[What is being asked]
With the string "JSON" as the filter, copy each matching line from the records.

Entries from a dataset of interfaces
*** Begin section ***

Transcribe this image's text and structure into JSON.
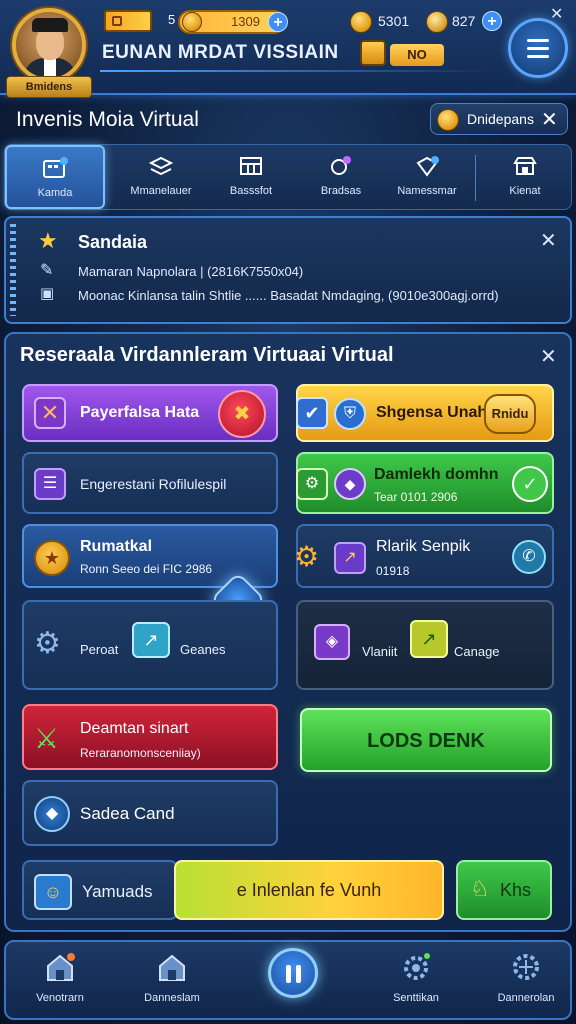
{
  "header": {
    "avatar_name": "Bmidens",
    "level": "5",
    "xp_value": "1309",
    "coins": "5301",
    "gems": "827",
    "title": "EUNAN MRDAT VISSIAIN",
    "chest_label": "NO"
  },
  "subheader": {
    "page_title": "Invenis Moia Virtual",
    "chip_label": "Dnidepans"
  },
  "tabs": [
    {
      "label": "Kamda",
      "icon": "inventory-icon"
    },
    {
      "label": "Mmanelauer",
      "icon": "crafting-icon"
    },
    {
      "label": "Basssfot",
      "icon": "chest-icon"
    },
    {
      "label": "Bradsas",
      "icon": "skills-icon"
    },
    {
      "label": "Namessmar",
      "icon": "gems-icon"
    },
    {
      "label": "Kienat",
      "icon": "shop-icon"
    }
  ],
  "notice": {
    "title": "Sandaia",
    "line1": "Mamaran Napnolara | (2816K7550x04)",
    "line2": "Moonac Kinlansa talin Shtlie ...... Basadat Nmdaging, (9010e300agj.orrd)"
  },
  "panel": {
    "title": "Reseraala Virdannleram Virtuaai Virtual",
    "cards": {
      "purple": {
        "title": "Payerfalsa Hata"
      },
      "yellow": {
        "title": "Shgensa Unah",
        "badge": "Rnidu"
      },
      "blue1": {
        "title": "Engerestani Rofilulespil"
      },
      "green1": {
        "title": "Damlekh domhn",
        "sub": "Tear 0101 2906"
      },
      "blue2": {
        "title": "Rumatkal",
        "sub": "Ronn Seeo dei FIC 2986"
      },
      "dark1": {
        "title": "Rlarik Senpik",
        "sub": "01918"
      },
      "box1": {
        "left_label": "Peroat",
        "right_label": "Geanes"
      },
      "box2": {
        "left_label": "Vlaniit",
        "right_label": "Canage"
      },
      "red": {
        "title": "Deamtan sinart",
        "sub": "Reraranomonsceniiay)"
      },
      "green_button": {
        "label": "LODS DENK"
      },
      "shield": {
        "title": "Sadea Cand"
      }
    },
    "action_row": {
      "left_label": "Yamuads",
      "mid_label": "e Inlenlan fe Vunh",
      "right_label": "Khs"
    }
  },
  "bottom_nav": [
    {
      "label": "Venotrarn",
      "icon": "home-icon"
    },
    {
      "label": "Danneslam",
      "icon": "house-icon"
    },
    {
      "label": "",
      "icon": "pause-icon"
    },
    {
      "label": "Senttikan",
      "icon": "settings-icon"
    },
    {
      "label": "Dannerolan",
      "icon": "gear-icon"
    }
  ],
  "colors": {
    "accent": "#3f8ef5",
    "gold": "#e2ae3e",
    "green": "#3fc84a",
    "red": "#d0243a",
    "purple": "#a157ee"
  }
}
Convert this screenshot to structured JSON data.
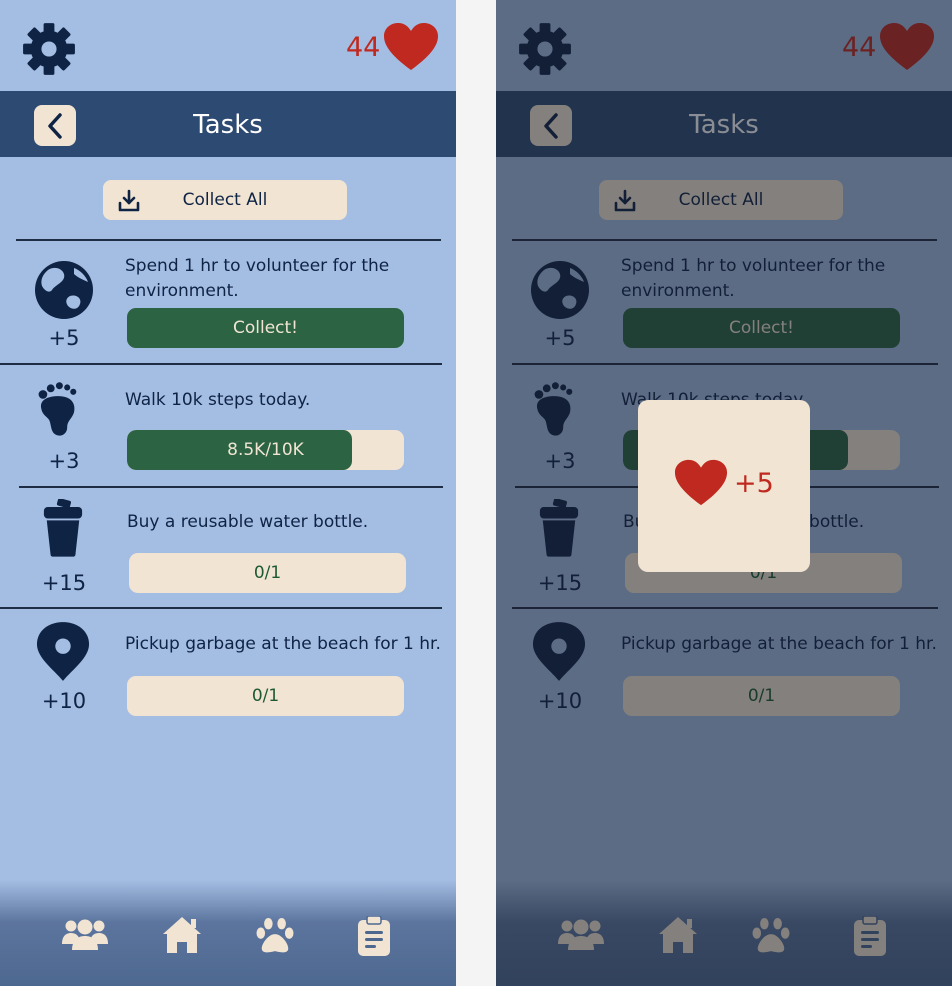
{
  "header": {
    "hearts_count": "44",
    "title": "Tasks"
  },
  "collect_all": {
    "label": "Collect All"
  },
  "tasks": [
    {
      "icon": "globe-icon",
      "points": "+5",
      "description_line1": "Spend 1 hr to volunteer for the",
      "description_line2": "environment.",
      "action": "Collect!",
      "state": "collect"
    },
    {
      "icon": "footprint-icon",
      "points": "+3",
      "description_line1": "Walk 10k steps today.",
      "description_line2": "",
      "action": "8.5K/10K",
      "state": "progress",
      "progress": 0.85
    },
    {
      "icon": "water-bottle-icon",
      "points": "+15",
      "description_line1": "Buy a reusable water bottle.",
      "description_line2": "",
      "action": "0/1",
      "state": "progress",
      "progress": 0
    },
    {
      "icon": "map-pin-icon",
      "points": "+10",
      "description_line1": "Pickup garbage at the beach for 1 hr.",
      "description_line2": "",
      "action": "0/1",
      "state": "progress",
      "progress": 0
    }
  ],
  "nav": {
    "items": [
      "friends-icon",
      "home-icon",
      "paw-icon",
      "clipboard-icon"
    ]
  },
  "popup": {
    "reward": "+5"
  },
  "colors": {
    "background": "#a3bde3",
    "header": "#2d4a72",
    "navy": "#0f2344",
    "cream": "#f1e4d3",
    "green": "#2b6343",
    "heart": "#c0291f"
  }
}
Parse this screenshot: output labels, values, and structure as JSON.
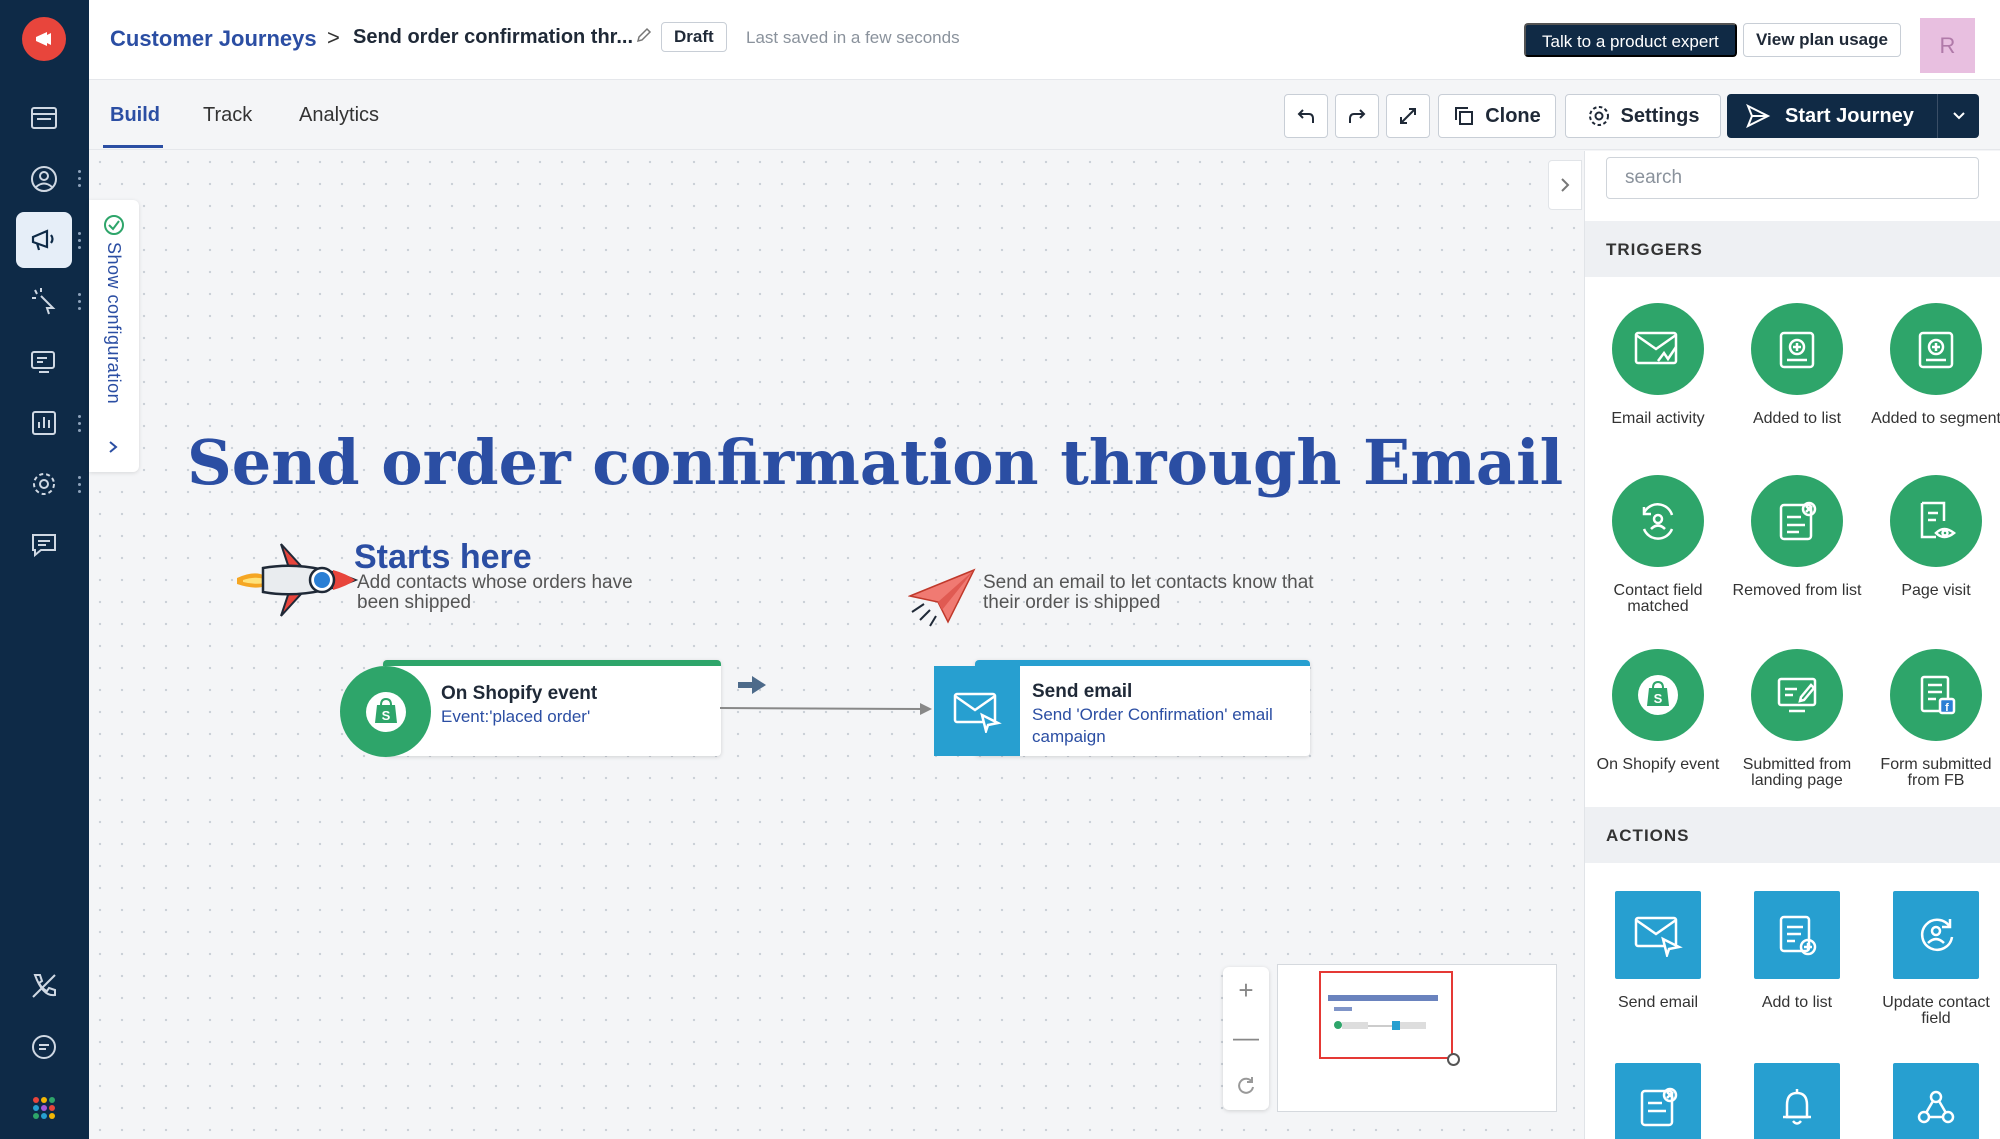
{
  "header": {
    "breadcrumb_root": "Customer Journeys",
    "breadcrumb_sep": ">",
    "title": "Send order confirmation thr...",
    "status": "Draft",
    "saved": "Last saved in a few seconds",
    "expert_button": "Talk to a product expert",
    "usage_button": "View plan usage",
    "avatar": "R"
  },
  "tabs": [
    {
      "label": "Build",
      "active": true
    },
    {
      "label": "Track",
      "active": false
    },
    {
      "label": "Analytics",
      "active": false
    }
  ],
  "toolbar": {
    "clone": "Clone",
    "settings": "Settings",
    "start": "Start Journey"
  },
  "canvas": {
    "show_config": "Show configuration",
    "heading": "Send order confirmation through Email",
    "starts_here": "Starts here",
    "starts_desc": "Add contacts whose orders have been shipped",
    "send_desc": "Send an email to let contacts know that their order is shipped",
    "node_trigger": {
      "title": "On Shopify event",
      "sub": "Event:'placed order'"
    },
    "node_action": {
      "title": "Send email",
      "sub": "Send 'Order Confirmation' email campaign"
    },
    "zoom_in": "+",
    "zoom_out": "—"
  },
  "panel": {
    "search_placeholder": "search",
    "triggers_title": "TRIGGERS",
    "actions_title": "ACTIONS",
    "triggers": [
      {
        "label": "Email activity",
        "icon": "email-activity-icon"
      },
      {
        "label": "Added to list",
        "icon": "list-add-icon"
      },
      {
        "label": "Added to segment",
        "icon": "segment-add-icon"
      },
      {
        "label": "Contact field matched",
        "icon": "contact-refresh-icon"
      },
      {
        "label": "Removed from list",
        "icon": "list-remove-icon"
      },
      {
        "label": "Page visit",
        "icon": "page-eye-icon"
      },
      {
        "label": "On Shopify event",
        "icon": "shopify-icon"
      },
      {
        "label": "Submitted from landing page",
        "icon": "landing-page-icon"
      },
      {
        "label": "Form submitted from FB",
        "icon": "facebook-form-icon"
      }
    ],
    "actions": [
      {
        "label": "Send email",
        "icon": "send-email-icon"
      },
      {
        "label": "Add to list",
        "icon": "list-add-icon"
      },
      {
        "label": "Update contact field",
        "icon": "contact-update-icon"
      }
    ]
  },
  "colors": {
    "navy": "#0e2a47",
    "brand_blue": "#2b4ea3",
    "trigger_green": "#2ea56a",
    "action_blue": "#279fd0",
    "logo_red": "#e8453c"
  }
}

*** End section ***

[Answer to the problem]
Transcribe this image's text and structure into JSON.
Convert this screenshot to structured JSON data.
Parse this screenshot: output labels, values, and structure as JSON.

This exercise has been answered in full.